Experts warn of a serious health crisis if sewerage is not tackled immediately

Friday February 22 2013

A public toilet facility at Nyabugogo main taxi park in Kigali. Photo/File

A public toilet facility at Nyabugogo main taxi park in Kigali. High population poses a major challenge to city authorities when it comes to providing adequate social amenities and experts argue that some of them might collapse if the pressure increases. Photo/File 

By EMMANUEL RUTAYISIRE Special Correspondent

Provisional results of the 2012 National Housing and Population Census indicate that Kigali City is home to 1.1 million people, which translates into 10.8 per cent of the total population of Rwanda.

The high population poses a major challenge to city authorities when it comes to providing adequate social amenities and experts argue that some of them might collapse if the pressure increases.

Figures from the national utility agency, for example, indicate that the city’s population currently consumes 62,000 cubic metres of water compared with 55,000m³ last year, an increase of 7,000m³.

Contracted private firms

However, according to the department, the actual water need of the city is 82,000m³, meaning some areas, particularly lower-end suburbs, do not get adequate water supply.

“Every year, we anticipate an increase of six to 10 per cent in the demand for water due to increased needs,” said Theoneste Minani, the head of Water and Sewerage Utility at Electricity and Water Services Authority (EWSA), the national utility agency.

However, despite the challenges facing the city in meeting the water needs of its residents, the engineer said, the authorities have made huge strides in improving the standards of living in the city.

“We have contracted private firms in every sector to collect solid waste. We are keeping the city clean,” Alphonse Nizeyimana, Kigali City vice-mayor for finance and economic development, said.

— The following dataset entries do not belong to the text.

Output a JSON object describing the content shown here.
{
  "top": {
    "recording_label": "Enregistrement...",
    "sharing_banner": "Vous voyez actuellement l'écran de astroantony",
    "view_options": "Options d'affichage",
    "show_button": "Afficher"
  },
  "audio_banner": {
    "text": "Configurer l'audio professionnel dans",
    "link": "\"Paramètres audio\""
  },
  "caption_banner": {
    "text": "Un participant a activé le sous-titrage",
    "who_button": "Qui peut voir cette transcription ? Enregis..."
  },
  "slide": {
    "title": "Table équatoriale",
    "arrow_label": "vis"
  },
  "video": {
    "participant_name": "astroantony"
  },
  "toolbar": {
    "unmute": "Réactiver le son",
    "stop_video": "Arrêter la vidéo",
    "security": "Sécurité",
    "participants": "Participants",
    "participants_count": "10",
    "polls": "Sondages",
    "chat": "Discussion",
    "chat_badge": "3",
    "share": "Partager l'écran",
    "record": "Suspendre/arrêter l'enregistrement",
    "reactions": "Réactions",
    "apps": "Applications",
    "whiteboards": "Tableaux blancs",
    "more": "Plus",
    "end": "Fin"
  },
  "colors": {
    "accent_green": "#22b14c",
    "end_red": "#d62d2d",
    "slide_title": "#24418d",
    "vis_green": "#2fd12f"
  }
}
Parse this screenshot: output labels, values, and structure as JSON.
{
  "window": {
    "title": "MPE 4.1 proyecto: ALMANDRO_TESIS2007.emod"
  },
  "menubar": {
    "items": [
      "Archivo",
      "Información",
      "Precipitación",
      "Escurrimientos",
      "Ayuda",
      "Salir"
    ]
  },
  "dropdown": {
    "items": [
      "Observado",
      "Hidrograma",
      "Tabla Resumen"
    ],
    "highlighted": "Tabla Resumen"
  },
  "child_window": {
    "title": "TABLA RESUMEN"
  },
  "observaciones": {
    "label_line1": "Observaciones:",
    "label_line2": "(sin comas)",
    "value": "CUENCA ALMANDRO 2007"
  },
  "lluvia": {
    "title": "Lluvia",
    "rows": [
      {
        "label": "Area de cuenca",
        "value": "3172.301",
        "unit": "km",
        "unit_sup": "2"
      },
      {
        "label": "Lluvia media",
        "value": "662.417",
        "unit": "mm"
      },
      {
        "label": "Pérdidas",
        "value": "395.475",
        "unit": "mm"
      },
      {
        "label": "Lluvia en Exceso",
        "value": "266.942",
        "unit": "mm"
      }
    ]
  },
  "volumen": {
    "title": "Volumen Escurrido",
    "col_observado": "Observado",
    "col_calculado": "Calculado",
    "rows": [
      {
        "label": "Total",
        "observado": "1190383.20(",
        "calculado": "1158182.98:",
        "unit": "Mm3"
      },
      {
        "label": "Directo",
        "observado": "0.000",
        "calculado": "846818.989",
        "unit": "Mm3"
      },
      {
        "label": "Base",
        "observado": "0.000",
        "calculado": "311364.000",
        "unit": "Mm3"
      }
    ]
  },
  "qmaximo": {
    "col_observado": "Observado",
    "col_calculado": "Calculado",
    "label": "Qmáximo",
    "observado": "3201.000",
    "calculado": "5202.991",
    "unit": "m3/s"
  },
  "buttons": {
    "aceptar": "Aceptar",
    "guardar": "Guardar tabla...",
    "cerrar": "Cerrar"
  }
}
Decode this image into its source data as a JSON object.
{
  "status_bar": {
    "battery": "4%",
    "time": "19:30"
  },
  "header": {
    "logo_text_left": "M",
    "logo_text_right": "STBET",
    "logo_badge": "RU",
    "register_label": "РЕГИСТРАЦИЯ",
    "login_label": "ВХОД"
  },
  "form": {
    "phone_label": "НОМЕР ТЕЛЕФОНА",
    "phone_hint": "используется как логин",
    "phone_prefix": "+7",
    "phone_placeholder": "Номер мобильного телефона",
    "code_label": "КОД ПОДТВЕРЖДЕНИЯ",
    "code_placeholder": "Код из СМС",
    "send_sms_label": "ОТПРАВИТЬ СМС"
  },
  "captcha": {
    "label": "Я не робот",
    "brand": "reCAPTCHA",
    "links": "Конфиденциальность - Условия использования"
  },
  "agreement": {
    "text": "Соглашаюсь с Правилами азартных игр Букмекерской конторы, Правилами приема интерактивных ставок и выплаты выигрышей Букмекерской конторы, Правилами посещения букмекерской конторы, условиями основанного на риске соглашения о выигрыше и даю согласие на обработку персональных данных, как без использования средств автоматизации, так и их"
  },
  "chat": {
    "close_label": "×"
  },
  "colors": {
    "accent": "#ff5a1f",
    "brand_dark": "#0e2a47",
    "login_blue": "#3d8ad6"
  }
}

Kigali has distinguished itself in the East African region for its success in keeping its streets well lit, efficient garbage collection and regular road maintenance but the fact that the city sits on a clogged sewerage system poses a sanitation challenge.

Officials at the city council say some 110m³ in liquid waste is generated in Kigali per day from commercial buildings and the few self-contained units in the affluent suburbs. This on top of other unknown volumes in pit latrines in the compounds of homes in both upper- and lower-end suburbs.

Since the majority of residents in Kigali want to live in self-contained detached houses, this, coupled with improved water supply, means an increase in liquid waste in coming years.

Swim in a sea of human waste

“In case of an earthquake, this city would swim in a sea of human waste,” a senior government official hinted.

A collective sewerage system is yet to be realised as a $70 million (Rwf44.3 billion) financing proposal submitted to the European Development Bank is yet to be approved.

Experts say collective sewerage systems may not be good because, in case of failure, the entire city would suffer the consequences, which calls for multiple sewers to enable back-ups and make maintenance of the system easier.

Mr Minani said 80 per cent of water consumed is very likely to turn into liquid waste, conceding that it creates a sanitation threat to urban centres in Rwanda and Kigali in particular.

To address the problem, the city authorities are now making it mandatory for commercial properties and real estates to provide for sewerage treatment systems before they are issued with construction permits.

Experts still sceptical

Experts are however still sceptical: They accuse the authorities of paying lip service to sanitation issues and cite the emerging suburbs with corresponding improvement of the city’s social amenities.

The past few years have seen new suburbs – such as Nyarutarama, Kibagabaga, Kinyinya and a section of Kimironko – come up and environmental experts argue that city authorities should have a plan for adequate amenities there.

“What we have [clogged sewerage] is poor sanitation in urban planning terms,” Charles Mugabo, who specialises in environment sciences and sits on the Rwanda Bureau of Standards committee on waste management, said.

Mr Mugabo argues that the council can start by putting up sewerage treatment systems and other amenities at the suburbs.

A standard septic tank to accommodate sewerage for a three-bedroomed house costs Rwf1,500,000, a price experts say could go down were homeowners to contribute communally. However, there is a need for the government to come up with proper standards to ensure the septic tanks are of high quality.

EWSA officials say 28,000m³, or 45 per cent of the water consumed in Kigali, is pumped out of River Nyabarongo, which gets much of its flow from Nyabugogo River which experts suspect is polluted by sewage from suburbs such as Muhima and the Central Business District.

Once the rivers are polluted, experts say, the cost of water treatment goes up and quality of household water for surrounding communities that do not have access to piped water is compromised, which increases prevalence of water-borne diseases such as typhoid.